> **DIRECTIONS**:
Show each line of the entries below in which the word "cities" appears.

Website and app data records
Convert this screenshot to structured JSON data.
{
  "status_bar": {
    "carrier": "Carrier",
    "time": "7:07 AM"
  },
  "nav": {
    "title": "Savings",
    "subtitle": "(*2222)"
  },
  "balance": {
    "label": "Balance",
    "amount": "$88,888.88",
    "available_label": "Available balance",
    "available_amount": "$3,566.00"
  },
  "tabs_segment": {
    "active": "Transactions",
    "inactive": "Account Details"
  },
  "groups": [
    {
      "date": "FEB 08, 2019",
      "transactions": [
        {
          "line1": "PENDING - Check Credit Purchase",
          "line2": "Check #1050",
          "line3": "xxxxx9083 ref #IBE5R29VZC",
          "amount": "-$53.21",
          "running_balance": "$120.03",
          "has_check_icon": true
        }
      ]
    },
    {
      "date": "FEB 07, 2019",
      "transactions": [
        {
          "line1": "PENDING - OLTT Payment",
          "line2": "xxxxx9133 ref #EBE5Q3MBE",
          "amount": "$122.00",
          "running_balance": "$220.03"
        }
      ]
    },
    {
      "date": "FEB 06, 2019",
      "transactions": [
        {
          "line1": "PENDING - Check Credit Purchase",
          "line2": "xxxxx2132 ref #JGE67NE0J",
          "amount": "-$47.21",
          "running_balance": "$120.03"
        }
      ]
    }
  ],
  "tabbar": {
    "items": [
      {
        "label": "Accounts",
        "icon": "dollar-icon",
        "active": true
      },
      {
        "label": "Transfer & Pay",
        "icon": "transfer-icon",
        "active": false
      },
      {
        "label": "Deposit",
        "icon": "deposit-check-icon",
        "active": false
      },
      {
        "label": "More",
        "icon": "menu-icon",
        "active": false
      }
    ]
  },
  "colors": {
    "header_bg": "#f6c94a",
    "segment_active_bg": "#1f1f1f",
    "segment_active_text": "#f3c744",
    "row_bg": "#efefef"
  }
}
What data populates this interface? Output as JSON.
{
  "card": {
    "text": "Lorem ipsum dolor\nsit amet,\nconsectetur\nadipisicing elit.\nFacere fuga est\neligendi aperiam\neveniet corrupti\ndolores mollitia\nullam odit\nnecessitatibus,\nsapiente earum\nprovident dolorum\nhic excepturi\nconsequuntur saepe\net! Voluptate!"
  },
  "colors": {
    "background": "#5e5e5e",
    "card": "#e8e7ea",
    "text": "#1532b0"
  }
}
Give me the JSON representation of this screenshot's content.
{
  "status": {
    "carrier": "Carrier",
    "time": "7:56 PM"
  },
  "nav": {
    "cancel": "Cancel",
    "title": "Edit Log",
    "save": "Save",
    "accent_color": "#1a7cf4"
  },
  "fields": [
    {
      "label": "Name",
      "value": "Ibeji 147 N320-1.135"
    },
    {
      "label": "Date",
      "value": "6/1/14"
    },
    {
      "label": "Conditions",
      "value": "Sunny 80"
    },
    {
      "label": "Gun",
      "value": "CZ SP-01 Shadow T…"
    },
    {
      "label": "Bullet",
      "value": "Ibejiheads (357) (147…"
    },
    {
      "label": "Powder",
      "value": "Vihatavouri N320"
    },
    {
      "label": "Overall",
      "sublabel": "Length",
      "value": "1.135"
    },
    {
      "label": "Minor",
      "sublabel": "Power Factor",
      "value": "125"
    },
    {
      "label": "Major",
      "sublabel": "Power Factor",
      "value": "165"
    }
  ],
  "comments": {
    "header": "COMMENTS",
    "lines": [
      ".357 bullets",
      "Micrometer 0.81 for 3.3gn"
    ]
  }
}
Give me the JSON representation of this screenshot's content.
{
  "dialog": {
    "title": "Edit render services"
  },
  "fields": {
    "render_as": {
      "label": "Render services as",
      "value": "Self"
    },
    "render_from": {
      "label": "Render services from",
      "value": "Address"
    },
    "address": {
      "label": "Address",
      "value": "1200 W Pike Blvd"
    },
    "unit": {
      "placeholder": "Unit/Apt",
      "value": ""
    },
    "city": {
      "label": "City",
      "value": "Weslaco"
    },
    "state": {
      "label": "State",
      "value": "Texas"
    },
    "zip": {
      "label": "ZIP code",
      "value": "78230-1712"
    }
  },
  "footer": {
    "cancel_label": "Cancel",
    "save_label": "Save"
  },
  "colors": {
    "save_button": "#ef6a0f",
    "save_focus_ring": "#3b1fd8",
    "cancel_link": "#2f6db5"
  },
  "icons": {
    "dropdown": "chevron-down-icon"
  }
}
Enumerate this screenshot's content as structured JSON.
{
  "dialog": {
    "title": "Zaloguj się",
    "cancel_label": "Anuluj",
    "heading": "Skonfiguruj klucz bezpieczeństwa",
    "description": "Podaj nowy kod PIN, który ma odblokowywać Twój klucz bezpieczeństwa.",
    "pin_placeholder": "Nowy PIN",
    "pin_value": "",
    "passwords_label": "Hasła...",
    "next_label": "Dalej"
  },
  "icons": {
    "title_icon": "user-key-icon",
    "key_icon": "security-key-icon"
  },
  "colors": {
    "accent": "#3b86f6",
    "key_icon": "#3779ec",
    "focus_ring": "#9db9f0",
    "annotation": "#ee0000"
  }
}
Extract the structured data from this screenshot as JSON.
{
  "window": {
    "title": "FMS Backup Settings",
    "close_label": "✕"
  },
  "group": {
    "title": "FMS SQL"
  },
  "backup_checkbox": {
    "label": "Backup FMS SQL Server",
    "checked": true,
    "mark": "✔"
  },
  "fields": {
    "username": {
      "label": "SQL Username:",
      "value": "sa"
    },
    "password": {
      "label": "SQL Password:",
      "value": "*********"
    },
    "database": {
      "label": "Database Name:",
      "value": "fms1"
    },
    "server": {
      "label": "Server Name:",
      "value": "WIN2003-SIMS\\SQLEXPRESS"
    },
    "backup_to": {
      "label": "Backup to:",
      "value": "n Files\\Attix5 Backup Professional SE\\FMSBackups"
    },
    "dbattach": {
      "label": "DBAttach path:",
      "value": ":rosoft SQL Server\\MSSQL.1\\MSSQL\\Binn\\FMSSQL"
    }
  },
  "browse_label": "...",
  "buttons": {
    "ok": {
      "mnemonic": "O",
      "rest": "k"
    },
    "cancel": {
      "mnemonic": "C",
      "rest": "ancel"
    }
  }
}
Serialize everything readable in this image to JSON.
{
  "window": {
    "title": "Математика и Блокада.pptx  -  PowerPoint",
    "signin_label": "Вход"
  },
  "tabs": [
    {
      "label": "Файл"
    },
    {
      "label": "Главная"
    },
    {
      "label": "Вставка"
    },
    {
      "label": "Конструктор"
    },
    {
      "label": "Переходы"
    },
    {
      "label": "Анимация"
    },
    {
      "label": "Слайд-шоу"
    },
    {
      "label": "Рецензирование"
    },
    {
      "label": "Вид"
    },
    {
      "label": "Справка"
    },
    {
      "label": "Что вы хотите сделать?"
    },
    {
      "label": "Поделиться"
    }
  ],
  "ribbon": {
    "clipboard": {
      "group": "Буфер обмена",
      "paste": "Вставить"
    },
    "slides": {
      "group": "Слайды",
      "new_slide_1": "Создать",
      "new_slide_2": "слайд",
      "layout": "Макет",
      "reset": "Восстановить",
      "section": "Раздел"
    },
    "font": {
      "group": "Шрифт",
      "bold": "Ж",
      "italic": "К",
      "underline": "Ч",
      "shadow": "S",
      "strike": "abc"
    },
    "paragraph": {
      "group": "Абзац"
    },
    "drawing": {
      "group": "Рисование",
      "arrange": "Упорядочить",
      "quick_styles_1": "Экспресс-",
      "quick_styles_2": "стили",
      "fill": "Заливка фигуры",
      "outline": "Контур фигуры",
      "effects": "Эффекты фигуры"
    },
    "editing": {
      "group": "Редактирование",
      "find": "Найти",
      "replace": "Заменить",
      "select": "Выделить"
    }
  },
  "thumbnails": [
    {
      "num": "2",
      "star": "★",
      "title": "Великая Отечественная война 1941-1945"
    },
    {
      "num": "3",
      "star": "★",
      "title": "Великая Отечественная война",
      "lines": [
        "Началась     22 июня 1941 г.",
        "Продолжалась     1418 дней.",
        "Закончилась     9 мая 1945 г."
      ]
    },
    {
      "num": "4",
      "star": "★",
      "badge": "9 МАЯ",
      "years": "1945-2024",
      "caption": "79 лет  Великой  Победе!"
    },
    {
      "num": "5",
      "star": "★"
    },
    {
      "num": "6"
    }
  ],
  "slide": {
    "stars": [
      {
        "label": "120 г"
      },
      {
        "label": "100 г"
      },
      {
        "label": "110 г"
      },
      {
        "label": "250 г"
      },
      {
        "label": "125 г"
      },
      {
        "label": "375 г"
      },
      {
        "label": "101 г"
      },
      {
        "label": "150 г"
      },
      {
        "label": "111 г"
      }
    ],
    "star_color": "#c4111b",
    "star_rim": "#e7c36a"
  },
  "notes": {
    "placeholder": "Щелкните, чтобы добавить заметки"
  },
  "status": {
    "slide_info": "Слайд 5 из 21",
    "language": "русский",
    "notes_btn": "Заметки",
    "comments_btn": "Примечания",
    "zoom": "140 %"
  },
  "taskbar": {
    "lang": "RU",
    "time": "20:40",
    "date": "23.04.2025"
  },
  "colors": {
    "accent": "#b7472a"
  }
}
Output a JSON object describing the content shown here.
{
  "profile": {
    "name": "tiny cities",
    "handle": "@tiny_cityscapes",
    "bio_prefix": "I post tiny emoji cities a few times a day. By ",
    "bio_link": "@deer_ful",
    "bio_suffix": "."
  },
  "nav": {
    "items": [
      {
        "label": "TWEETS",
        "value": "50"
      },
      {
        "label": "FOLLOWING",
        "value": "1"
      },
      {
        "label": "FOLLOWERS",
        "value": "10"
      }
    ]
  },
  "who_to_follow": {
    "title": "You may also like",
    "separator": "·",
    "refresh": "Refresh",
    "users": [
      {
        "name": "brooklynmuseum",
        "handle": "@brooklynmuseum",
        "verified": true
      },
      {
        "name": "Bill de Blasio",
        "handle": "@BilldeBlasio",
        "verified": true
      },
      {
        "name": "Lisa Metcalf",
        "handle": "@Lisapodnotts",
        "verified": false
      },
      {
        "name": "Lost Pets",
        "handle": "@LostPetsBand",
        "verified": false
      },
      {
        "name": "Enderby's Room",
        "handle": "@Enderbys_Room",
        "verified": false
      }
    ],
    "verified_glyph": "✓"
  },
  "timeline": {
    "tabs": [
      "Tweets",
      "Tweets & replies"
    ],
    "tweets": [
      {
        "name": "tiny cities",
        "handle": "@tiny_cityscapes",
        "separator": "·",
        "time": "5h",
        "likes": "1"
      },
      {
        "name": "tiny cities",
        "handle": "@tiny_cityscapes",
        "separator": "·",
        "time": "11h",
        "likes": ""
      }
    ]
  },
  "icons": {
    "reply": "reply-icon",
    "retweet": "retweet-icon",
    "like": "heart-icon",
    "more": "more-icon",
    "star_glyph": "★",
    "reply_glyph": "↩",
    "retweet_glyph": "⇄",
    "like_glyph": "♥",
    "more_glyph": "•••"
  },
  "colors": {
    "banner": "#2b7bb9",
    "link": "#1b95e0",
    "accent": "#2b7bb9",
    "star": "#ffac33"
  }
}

> **YOUR RESPONSE**:
    "name": "tiny cities",
    "bio_prefix": "I post tiny emoji cities a few times a day. By ",
        "name": "tiny cities",
        "name": "tiny cities",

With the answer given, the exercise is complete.